Fifth graders watched a TODAY Show video and read a news article about rescue worker Denise Corliss and her search dog Bretagne. Working 12 hour shifts, Bretagne was one of 300 search and rescue dogs that looked for survivors at ground zero following the 9/11 terrorist attacks.Though Bretagne did not find any survivors, this dog’s affectionate nature had a healing effect for the exhausted rescue workers. Veteran firefighter Chuck Jones observed the following:
“It was really heartwarming to see these big, rough firefighters and rescue people sit down next to Bretagne. Bretagne would put her head in their laps, and you’d see the tension come off their faces” (Coffey). Though advances in technology may make future rescue operations more efficient, the importance of human compassion and, in this case, the loving affection of the search and rescue dog, is crucial for healing.
Fairy tales possess truisms that speak to the human condition. Timeless stories such as Andersen’s “The Nightingale” provide a mirror for reflection, and perhaps these stories can also serve as windows to frame our vision as we look toward future possibilities and challenges of AI technologies.
Andersen, Hans Christian. Andersen’s Fairy Tales.

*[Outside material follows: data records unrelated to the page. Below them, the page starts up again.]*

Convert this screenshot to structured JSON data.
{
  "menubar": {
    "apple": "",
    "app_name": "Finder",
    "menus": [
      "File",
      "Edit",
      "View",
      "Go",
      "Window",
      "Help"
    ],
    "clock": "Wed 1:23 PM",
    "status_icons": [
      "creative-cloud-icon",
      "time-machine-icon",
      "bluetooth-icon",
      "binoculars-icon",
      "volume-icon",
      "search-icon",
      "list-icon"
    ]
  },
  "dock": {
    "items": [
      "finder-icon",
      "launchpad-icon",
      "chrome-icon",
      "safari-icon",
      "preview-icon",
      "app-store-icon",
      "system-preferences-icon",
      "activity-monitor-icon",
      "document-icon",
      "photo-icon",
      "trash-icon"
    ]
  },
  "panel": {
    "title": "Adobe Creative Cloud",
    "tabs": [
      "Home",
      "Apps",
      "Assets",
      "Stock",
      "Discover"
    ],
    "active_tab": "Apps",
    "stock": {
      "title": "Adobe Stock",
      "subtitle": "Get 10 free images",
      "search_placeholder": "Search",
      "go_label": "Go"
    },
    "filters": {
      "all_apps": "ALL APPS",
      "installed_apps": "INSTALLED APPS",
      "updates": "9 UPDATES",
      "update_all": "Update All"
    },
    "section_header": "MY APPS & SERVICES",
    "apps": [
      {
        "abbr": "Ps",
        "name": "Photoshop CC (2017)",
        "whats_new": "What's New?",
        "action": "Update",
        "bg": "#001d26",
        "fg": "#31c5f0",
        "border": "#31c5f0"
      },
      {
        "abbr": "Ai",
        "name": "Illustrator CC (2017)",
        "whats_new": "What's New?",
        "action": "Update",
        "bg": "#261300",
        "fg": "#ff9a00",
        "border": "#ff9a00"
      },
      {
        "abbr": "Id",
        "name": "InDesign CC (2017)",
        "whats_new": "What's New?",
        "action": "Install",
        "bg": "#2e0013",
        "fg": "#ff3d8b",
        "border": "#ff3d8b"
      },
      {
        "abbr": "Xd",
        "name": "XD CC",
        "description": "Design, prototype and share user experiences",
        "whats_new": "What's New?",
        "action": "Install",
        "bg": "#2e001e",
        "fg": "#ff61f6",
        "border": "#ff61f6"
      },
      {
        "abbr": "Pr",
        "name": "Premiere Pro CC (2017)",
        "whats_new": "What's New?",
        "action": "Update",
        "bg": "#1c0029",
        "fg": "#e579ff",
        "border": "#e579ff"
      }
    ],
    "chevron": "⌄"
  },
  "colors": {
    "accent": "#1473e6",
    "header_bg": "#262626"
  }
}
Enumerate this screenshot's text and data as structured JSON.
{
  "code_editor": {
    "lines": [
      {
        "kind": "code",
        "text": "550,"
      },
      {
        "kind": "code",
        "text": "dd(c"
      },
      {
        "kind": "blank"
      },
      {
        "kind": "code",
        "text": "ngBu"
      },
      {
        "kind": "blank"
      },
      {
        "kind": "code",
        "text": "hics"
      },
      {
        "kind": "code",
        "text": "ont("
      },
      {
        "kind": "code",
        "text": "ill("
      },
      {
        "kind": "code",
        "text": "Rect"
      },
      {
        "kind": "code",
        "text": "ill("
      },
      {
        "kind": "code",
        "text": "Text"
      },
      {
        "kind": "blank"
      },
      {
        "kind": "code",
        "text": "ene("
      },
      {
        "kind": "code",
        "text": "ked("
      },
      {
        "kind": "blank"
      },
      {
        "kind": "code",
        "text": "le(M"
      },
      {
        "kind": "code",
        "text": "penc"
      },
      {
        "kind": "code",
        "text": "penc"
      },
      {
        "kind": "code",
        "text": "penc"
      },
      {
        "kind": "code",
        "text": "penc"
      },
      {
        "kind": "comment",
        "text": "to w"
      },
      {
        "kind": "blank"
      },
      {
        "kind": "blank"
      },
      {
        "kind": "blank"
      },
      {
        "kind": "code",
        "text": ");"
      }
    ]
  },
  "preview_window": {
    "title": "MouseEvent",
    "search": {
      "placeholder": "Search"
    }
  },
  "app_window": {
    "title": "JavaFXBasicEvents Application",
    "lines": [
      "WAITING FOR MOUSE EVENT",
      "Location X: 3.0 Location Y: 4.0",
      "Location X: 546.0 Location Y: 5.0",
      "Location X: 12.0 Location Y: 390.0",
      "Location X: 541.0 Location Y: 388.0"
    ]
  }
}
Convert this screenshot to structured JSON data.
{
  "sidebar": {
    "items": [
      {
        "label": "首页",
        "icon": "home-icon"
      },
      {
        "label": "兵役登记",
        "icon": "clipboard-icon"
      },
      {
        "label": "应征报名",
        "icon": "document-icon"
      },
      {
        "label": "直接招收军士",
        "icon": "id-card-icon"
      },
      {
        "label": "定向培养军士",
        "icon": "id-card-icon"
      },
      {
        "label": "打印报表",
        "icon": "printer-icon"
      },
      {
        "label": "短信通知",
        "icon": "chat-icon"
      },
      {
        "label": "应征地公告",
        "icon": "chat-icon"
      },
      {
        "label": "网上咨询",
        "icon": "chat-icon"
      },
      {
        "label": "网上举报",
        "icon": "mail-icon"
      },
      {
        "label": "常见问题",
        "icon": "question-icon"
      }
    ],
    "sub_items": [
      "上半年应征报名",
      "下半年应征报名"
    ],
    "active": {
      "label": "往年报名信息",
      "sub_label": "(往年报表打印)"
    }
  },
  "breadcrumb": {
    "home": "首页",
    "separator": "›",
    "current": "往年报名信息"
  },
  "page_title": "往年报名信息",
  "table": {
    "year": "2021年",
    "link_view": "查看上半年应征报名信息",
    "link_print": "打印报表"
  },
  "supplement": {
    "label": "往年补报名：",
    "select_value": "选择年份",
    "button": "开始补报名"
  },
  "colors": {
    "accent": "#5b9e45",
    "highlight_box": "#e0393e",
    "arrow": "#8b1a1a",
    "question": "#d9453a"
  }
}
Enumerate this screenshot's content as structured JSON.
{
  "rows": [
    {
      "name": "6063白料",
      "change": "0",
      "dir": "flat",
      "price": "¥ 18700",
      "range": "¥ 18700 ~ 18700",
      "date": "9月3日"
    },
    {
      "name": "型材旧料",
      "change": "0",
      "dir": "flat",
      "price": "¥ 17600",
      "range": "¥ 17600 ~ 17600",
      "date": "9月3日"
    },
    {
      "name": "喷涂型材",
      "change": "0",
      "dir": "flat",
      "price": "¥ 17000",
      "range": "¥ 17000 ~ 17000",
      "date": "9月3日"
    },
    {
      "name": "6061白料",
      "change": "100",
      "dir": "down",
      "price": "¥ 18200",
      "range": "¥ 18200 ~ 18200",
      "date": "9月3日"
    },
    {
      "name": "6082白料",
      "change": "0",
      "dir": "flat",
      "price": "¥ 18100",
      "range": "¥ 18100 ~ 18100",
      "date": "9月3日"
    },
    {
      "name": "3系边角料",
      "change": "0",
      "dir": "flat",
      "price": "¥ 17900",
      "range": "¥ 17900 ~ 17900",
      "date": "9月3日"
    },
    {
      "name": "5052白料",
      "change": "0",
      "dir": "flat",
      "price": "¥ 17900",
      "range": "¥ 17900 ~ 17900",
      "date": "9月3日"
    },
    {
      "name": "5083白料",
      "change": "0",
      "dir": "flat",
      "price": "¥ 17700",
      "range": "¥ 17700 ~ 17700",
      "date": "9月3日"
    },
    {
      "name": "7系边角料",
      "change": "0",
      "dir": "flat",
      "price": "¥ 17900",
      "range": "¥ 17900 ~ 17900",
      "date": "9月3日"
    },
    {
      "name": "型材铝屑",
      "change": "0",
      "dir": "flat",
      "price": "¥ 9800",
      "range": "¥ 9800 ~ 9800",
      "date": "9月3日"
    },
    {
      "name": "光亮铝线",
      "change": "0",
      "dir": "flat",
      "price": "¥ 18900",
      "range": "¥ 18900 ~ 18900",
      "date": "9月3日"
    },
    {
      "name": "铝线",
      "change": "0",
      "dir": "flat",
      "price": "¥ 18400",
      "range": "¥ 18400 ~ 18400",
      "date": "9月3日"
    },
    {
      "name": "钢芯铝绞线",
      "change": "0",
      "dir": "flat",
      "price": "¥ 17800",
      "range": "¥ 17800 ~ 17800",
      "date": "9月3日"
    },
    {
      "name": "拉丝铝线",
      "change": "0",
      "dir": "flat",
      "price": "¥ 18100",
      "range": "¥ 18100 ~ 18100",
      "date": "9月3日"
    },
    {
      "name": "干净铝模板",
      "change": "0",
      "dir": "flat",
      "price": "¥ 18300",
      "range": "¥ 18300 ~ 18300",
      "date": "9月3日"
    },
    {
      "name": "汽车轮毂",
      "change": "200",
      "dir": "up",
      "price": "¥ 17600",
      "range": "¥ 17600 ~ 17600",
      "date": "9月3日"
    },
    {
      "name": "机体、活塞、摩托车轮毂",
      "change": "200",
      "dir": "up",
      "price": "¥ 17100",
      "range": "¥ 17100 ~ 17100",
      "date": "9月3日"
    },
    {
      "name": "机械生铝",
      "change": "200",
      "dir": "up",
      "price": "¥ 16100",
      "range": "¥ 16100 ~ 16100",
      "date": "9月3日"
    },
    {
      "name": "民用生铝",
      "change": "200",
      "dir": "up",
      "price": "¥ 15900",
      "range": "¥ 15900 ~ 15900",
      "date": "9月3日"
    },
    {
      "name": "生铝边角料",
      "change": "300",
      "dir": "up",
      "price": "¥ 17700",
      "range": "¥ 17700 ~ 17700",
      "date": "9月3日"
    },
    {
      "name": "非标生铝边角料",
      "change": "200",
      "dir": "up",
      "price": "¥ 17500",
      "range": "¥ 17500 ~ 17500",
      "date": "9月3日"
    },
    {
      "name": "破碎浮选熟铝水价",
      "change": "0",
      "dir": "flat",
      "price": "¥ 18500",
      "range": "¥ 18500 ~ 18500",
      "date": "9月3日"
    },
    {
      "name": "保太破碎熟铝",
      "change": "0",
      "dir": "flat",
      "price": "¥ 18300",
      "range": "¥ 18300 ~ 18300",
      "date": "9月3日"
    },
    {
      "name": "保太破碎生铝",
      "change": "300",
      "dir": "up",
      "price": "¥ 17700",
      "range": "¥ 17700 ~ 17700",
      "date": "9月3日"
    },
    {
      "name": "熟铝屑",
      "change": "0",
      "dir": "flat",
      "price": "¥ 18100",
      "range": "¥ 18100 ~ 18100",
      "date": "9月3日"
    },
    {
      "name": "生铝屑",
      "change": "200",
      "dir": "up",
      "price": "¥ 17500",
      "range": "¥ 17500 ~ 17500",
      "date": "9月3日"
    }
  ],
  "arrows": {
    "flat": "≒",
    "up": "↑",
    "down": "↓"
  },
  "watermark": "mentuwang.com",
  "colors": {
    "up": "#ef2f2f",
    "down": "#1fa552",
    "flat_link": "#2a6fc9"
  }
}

Grosset and Dunlap, 1945.
Bartels, Meghan. “Can Virtual Reality Mimic Nature’s Power to Make Us Healthier?” Scientific American, 14 July 2023, www.scientificamerican.com/article/can-virtual-reality-mimic-natures-power-to-make-us-healthier/. Accessed 12 Sept. 2023.
Coffey, Laura T. “Last 9/11 Search Dog.” TODAY, 7 Sept. 2021, www.today.com/pets/last-9-11-search-dog-bretagne-s-legacy-lives-rescue-t229805. Accessed 11 Sept. 2023.